Work order:
Reproduce each line of the entries that carries "Pesan".
::::
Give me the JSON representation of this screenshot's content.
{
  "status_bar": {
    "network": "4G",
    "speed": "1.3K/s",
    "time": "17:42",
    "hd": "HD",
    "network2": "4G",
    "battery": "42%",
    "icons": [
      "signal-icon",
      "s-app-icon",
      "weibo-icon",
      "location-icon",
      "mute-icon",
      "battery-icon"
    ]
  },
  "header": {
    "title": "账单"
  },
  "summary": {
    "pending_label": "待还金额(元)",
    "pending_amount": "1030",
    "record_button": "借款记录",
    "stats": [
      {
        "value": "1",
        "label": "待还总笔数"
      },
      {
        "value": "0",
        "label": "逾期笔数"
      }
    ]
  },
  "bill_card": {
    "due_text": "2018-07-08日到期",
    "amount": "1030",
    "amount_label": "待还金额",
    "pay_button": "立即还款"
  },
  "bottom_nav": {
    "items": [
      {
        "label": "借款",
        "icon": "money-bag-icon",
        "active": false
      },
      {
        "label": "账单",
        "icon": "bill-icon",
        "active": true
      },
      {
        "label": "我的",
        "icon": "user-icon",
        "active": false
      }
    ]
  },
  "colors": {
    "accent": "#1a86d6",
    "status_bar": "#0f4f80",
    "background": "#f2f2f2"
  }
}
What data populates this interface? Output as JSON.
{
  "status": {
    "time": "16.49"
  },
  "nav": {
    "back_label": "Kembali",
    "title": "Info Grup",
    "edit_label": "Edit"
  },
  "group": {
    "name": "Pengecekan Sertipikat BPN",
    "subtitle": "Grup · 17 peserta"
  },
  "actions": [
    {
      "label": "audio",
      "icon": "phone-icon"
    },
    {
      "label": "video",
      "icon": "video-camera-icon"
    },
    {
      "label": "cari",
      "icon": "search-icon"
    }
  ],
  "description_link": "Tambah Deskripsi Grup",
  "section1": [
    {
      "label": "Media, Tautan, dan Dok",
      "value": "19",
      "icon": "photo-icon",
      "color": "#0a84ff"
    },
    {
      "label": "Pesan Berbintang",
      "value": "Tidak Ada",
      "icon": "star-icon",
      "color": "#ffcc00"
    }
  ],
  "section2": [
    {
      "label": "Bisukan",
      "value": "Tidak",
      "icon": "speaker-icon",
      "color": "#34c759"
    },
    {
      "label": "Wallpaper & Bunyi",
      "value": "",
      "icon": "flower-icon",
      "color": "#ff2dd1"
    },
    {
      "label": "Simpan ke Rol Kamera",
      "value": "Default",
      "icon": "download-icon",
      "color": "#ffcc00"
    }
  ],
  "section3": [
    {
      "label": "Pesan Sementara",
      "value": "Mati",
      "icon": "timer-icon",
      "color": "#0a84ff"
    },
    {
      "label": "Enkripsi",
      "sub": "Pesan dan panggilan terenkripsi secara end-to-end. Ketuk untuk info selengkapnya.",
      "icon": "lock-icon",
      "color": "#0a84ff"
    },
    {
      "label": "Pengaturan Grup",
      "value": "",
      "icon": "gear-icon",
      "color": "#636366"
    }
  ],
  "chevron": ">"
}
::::
Completed task:
      "label": "Pesan Berbintang",
      "label": "Pesan Sementara",
      "sub": "Pesan dan panggilan terenkripsi secara end-to-end. Ketuk untuk info selengkapnya.",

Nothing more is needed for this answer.